Independent insurance agents – These sellers offer all kinds of insurance from many different companies. If you have any issues affecting your ability to get coverage (such as a patchy driving record or a teenage driver in your house) independent agents can usually find you better coverage at better prices than what you’d find on your own. Ask friends and family whether they have an insurance agent they would recommend.
Picking the Best Insurance Company for You
Ask about discounts – There is almost always a way to save money. You may get a discount if your car has anti-lock brakes, if you don’t drive your car that often or that far, and so on. Request a list of all possible discounts to see if you qualify.
Read company reviews – No discount in the world will make up for slow claims processing or shoddy repairs, so find out as much as you can about a company’s service before you sign on. Consumer Reports periodically publishes service ratings for large insurers.
Consider no-fault policy costs when shopping – A handful of states require car owners to carry no-fault insurance — policies that pay out no matter which driver is at fault in an accident and limit your ability to sue other drivers. These policies tend to be expensive, so be sure to shop around for the best deal if you live in a no-fault state.
Skip towing insurance – Consider joining an auto club like AAA, which gives you towing services and roadside assistance.

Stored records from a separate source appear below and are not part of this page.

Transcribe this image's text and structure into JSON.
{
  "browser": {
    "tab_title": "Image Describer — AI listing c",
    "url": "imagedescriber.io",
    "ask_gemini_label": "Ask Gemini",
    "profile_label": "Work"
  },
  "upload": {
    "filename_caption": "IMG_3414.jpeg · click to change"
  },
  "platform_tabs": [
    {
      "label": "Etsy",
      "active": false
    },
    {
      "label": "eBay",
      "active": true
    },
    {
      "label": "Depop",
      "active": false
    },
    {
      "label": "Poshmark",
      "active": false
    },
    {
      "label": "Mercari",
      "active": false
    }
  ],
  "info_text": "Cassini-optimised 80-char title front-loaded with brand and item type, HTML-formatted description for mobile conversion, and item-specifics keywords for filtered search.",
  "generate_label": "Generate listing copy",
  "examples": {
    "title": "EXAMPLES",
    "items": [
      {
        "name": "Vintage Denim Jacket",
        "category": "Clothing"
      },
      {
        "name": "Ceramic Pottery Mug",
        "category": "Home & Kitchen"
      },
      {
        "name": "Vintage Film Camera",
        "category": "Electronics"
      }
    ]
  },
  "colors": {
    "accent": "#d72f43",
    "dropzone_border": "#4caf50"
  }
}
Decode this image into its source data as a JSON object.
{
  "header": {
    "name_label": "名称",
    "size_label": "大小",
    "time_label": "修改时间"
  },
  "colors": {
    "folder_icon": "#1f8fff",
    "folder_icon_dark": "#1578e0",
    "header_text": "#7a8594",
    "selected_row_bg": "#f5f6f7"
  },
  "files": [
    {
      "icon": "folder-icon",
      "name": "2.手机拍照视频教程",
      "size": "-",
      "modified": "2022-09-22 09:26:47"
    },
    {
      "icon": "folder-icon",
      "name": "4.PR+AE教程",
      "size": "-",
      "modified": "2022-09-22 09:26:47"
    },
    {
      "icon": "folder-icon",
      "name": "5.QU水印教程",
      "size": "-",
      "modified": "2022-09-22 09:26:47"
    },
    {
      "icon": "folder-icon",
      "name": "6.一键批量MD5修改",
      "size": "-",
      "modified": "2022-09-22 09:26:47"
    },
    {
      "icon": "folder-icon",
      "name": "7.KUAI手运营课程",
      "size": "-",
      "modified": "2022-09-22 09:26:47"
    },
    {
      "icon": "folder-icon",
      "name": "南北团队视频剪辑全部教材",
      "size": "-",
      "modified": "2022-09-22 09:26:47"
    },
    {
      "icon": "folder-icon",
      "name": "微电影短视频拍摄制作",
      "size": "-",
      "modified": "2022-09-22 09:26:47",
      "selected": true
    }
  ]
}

Consider glass insurance – Auto glass is expensive to replace. Make sure that glass is part of your comprehensive coverage, and not as a costly separate policy. Chipped windshield? No problem.